Are the vaccines safe for patients taking rituximab?
Short answer: Yes, but it may be advisable to receive the vaccine 4-6 months after your last rituximab dose so that the vaccine works better
Patients taking rituximab should be aware that they may not mount a strong antibody response if they receive the vaccinations shortly after their rituximab dose(s). Many rheumatologists would advise waiting 4-6 months after the last rituximab dose prior to receiving the vaccination or perhaps delaying rituximab slightly in order to receive the vaccination but, once again, I would advise discussing this with your rheumatologist.
Am I more at risk of catching Covid-19 if I have an inflammatory rheumatic disease?
Short answer: No
Another statement in the EULAR viewpoints that may interest you is that “there is no demonstration that the risk of getting the disease is higher in patients with RMDs”. This statement is based on a number of registries showing that patients with most RMDs who are well controlled and not taking high doses of steroid do not appear to be more prone to being infected with COVID-19, or indeed having worse outcomes should they catch COVID-19. Whether this is due to patients with these RMDs being more cautious or not remains to be seen but, so far, the data is reassuring.
How do the vaccinations work?
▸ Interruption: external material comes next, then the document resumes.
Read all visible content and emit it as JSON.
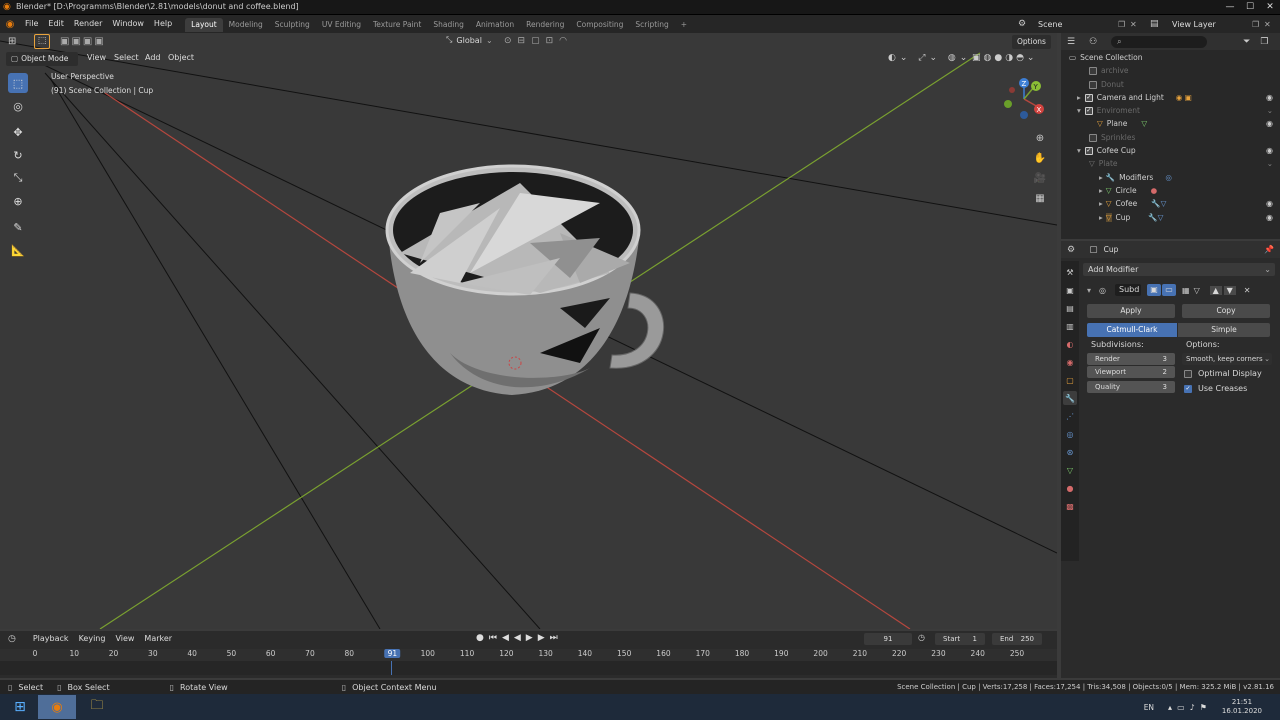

The Pfizer vaccination is an ‘mRNA’ vaccination that uses a bit of the viral genetic code to cause an immune response. The Oxford AstraZeneca vaccination is based upon an inactivated (not live) vaccine to cause an immune response. Both vaccines cause the body to produce antibodies to the virus and therefore allow the body to fight and clear the COVID-19 virus should someone catch it.
We hope that this information is useful to you and that you stay safe.
Dr Martin A Lee MB.BCh.BSc(Hons).FRCP(Rheum).PgDipClinEd.FHEA.MAcadMEd
Consultant Rheumatologist & Adjunct Clinical Associate Professor
Government update: UK regulator issues new advice on AstraZeneca vaccine
The Medicines and Healthcare Products Regulatory Agency (MHRA) has, today (7 April), published updated information for people and healthcare professionals on the possible risk of extremely rare and unlikely to occur specific types of blood clots following vaccination with the AstraZeneca COVID-19 vaccine.
Following a rigorous scientific review of all the available data, the MHRA said that the risk of these blood clots, based on reports up to and including 31 March, is slightly higher than the risk calculated from the reports published up to and including 24 March. However, likelihood of these blood clots occurring is still extremely rare.
The data suggest there is a slightly higher incidence reported in the younger adult age groups and the MHRA advises that this evolving evidence should be taken into account when considering the use of the vaccine.
The Joint Committee on Vaccination and Immunisation (JCVI) advise that the benefits of prompt vaccination with the AstraZeneca vaccine far outweigh the risk of adverse events for individuals 30 years of age and over and those who have underlying health conditions which put them at higher risk of severe COVID-19. The JCVI has also advised that it is preferable for adults aged under 30, without underlying health conditions that put them at higher risk of severe COVID-19, to be offered an alternative COVID-19 vaccine, if available.
The MHRA’s advice remains that the benefits of the vaccines against COVID-19 continue to outweigh any risks and that the public should continue to get their vaccine when invited to do so.